snow, where alone it could be seen in Palestine (ibid., 400).
It seems to have been forgotten that Mt. Hermon lay beyond the boundaries of Palestine,
and that the district round its base was occupied by Gentiles (HJP, II, i, 133
f). The sacred associations of the mountain were entirely heathen, and could have
lent it no fitness for the purpose of Jesus; hos chion, "as snow," in Mark 9:3,
does not belong to the original text, and therefore lends no support to the identification.
It was evidently in pursuance of His ordinary custom that Jesus "went up into
the mountain to pray" (Luke 9:28). This is the only indication of His purpose.
It is not suggested that His object was to be transfigured. "As he was praying,"
the glory came. There is no hint that He had crossed the border of Palestine;
and it is not easy to see why in the circumstances He should have made this journey
and toilsome ascent in heathen territory. Next morning as usual He went down again,
and was met by a crowd that was plainly Jewish. The presence of "the scribes"
is sufficient proof of this (Mark 9:14). Where was such a crowd to come from in
this Gentile district? Matthew in effect says that the healing of the demoniac
took place in Galilee (Matthew 17:22). The case against Mt. Hermon seems not less
conclusive than that against Tabor.
3. Jebel Jermuk:
The present writer has ventured to suggest an identification which at least avoids
the difficulties that beset the above (Expository Times, XVIII, 333 f). Among
the mountains of Upper Galilee Jebel Jermuk is especially conspicuous, its shapely
form rising full 4,000 ft. above the sea. It is the highest mountain in Palestine
proper, and is quite fitly described as hupselon ("high"). It stands to the West
over against the Safed uplands, separated from them by a spacious valley, in the
bottom of which runs the tremendous gorge, Wady Leimun. It is by far the most
striking feature in all the Galilean landscape. The summit commands a magnificent
view, barred only to the Southwest by other mountains of the range. It rises from
the midst of a district which then supported a large population of Jews, with
such important Jewish centers as Kefr Bir`im, Gishcala, Meiron, etc., around its
base. Remote and lonely as it is, the summit was just such a place as Jesus might
have chosen for prayer. It was comparatively easy to reach, and might be comfortably
climbed in the evening. Then on His descent next day the crowd might easily assemble
from the country and the villages near by. How long our Lord stayed near Caesarea
Philippi after the conversation recorded in Matthew 16:21 we do not know. From
Banias to Gishcala, e.g. one could walk on foot without fatigue in a couple of
days.

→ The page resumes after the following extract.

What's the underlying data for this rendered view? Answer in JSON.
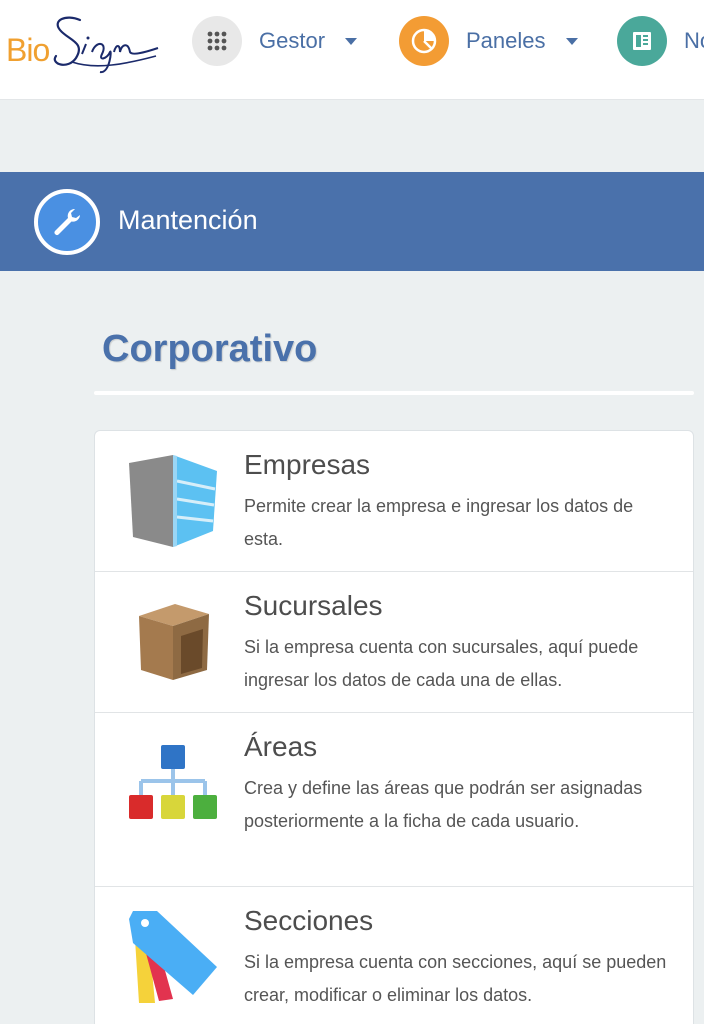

If a little time were spent in the Jewish villages passed on the way, the
six days, or Luke's "about eight days," are easily accounted for. From this place
to Capernaum He would "pass through Galilee" (Mark 9:30).
bible study, bible history, define, jesus, mount of transfiguration, mount hermon, mount of olives, mount tabor, transfiguration of jesus christ